[9 January 2005]
PopMatters Associate Music Editor
Less than a month before his untimely death in September 1970, Jimi Hendrix took the stage at the Isle of Wight and dispelled any questions as to his greatness as a performer and musician. Backed by former Experience drummer Mitch Mitchell and Band of Gypsy’s bassist Billy Cox, Hendrix condensed his brilliant three year career into a single performance, incorporating everything into his set: psychedelic hits, experimental compositions, extended blues jams, and of course, some flashy signature moves. If it was not his finest moment, it certainly ranked high on the list, and served as an ironically appropriate farewell. Although the concert had been previously released on CD and DVD, the new package combines both, providing visual and aural proof as to the quality (and significance) of Hendrix’s last major stage appearance.
Aside from the actual performance, there are several noteworthy points to mention. First, the multiple camera angles used by producer/director Murray Lerner and his team bring the concert to vibrant life. Unlike much of the haphazard filming from Lerner’s project on the Who’s Isle of Wight performance, the Hendrix footage creates an intimacy between artist and audience; through magnificent close-ups and pan shots, viewers are taken on stage with Lerner’s crew, sharing the moment as no one else in attendance could. We see everything, from Hendrix engaging in good natured banter with festival goers to his frustrated facial expressions as equipment malfunctions plague the set.

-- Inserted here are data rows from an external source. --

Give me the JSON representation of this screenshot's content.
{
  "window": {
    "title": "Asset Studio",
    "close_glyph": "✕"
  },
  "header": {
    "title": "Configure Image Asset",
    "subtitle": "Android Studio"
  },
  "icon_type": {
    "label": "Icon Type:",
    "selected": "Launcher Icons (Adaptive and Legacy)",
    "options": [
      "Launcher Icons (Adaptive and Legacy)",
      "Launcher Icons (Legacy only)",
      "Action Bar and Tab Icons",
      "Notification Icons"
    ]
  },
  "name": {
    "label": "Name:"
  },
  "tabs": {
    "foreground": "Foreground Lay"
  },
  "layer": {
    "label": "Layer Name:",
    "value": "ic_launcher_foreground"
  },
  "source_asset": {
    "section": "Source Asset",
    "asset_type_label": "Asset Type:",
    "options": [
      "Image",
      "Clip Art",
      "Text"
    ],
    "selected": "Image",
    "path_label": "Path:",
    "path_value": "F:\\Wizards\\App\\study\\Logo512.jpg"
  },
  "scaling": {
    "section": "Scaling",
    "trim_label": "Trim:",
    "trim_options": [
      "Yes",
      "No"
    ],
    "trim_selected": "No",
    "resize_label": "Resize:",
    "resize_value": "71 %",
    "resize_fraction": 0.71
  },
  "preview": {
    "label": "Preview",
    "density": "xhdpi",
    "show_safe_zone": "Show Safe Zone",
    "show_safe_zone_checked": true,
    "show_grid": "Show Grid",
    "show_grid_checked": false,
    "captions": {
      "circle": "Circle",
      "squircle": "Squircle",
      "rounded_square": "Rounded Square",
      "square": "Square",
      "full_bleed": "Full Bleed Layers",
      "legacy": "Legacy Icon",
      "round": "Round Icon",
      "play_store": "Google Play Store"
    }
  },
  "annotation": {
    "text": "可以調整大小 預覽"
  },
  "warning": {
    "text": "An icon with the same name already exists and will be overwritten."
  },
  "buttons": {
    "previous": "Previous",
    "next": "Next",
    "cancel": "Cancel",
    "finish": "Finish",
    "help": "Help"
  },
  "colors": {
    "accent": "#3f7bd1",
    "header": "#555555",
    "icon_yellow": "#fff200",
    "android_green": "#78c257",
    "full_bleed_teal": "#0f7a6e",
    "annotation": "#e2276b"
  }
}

It is a rare treat to be this close to an icon, particularly as he gives such an impassioned performance.
Second, Lerner’s cameramen had the foresight, or good fortune, to be at the right places at the right times to capture some exquisite behind-the-scenes shots: As Hendrix makes his way to the stage area surrounded by a throng of reporters, he quips, “I got a gig waiting for me in the laundromat”; standing behind his amps while awaiting his introduction, Hendrix asks his road manager, “How does ‘God Save the Queen’ go?” then surprisingly requests a guitar pick; shortly thereafter, a conversation ensues as to the recording of the Wight show, with Hendrix and his road manager referencing the taping of a previous gig at Royal Albert Hall. These snippets may not seem like much, but they add an extraordinary historical context to the film, in addition to showing the pre-performance moments of an artist of Hendrix’s magnitude.
Third, there exists a noticeable inconsistency between the twin CDs and DVD. While the former boasts Hendrix’s entire set, the latter is missing three songs: “Midnight Lightning”, “Hey Baby (New Rising Son)”, and “Hey Joe”. Although the film’s editing is sharp enough to mask these omissions, it seems odd that, without explanation or clarification, the filmed portion of the concert remains incomplete.
Lastly, watching and listening to Blue Wild Angel will leave one questioning the rumored accounts of Hendrix’s poor physical and emotional condition prior to the show. Beyond his sharp singing and playing, Hendrix appears to be in extremely good humor, on stage and off. If he had been suffering from exhaustion or something similar, he hid it well, as evidenced by his lengthy workout version of “Spanish Castle Magic” and energized renditions of “Machine Gun” and “Foxey Lady”.
Despite the quality of the new offering, there is a significant problem to the CD/DVD set which merits discussion: It offers nothing of added value over its predecessors. This is unfortunate as it takes away from the historical importance of the performance, as it appears to be another excuse to degrade the Hendrix legacy through shameless consumerism. The Hendrix Estate has done a masterful job in re-issuing audio and video footage over the past several years, adding numerous high grade CDs and DVDs to the existing catalogue. Yet, with a lack of bonus material, or a commemorative occasion associated with the Isle of Wight concert, there is no justification for the new release, aside from mere convenience and additional revenue. Hopefully, Experience Hendrix L.L.C. will use a bit better judgment in the marketing of future projects.
Corporate sales motivations aside, the Blue Wild Angel CD/DVD set provides Hendrix aficionados an opportunity to see and hear their hero in all his feedback-drenched glory. It was a memorable performance all those years ago, one that we can revisit again and again right on stage with Jimi Hendirx.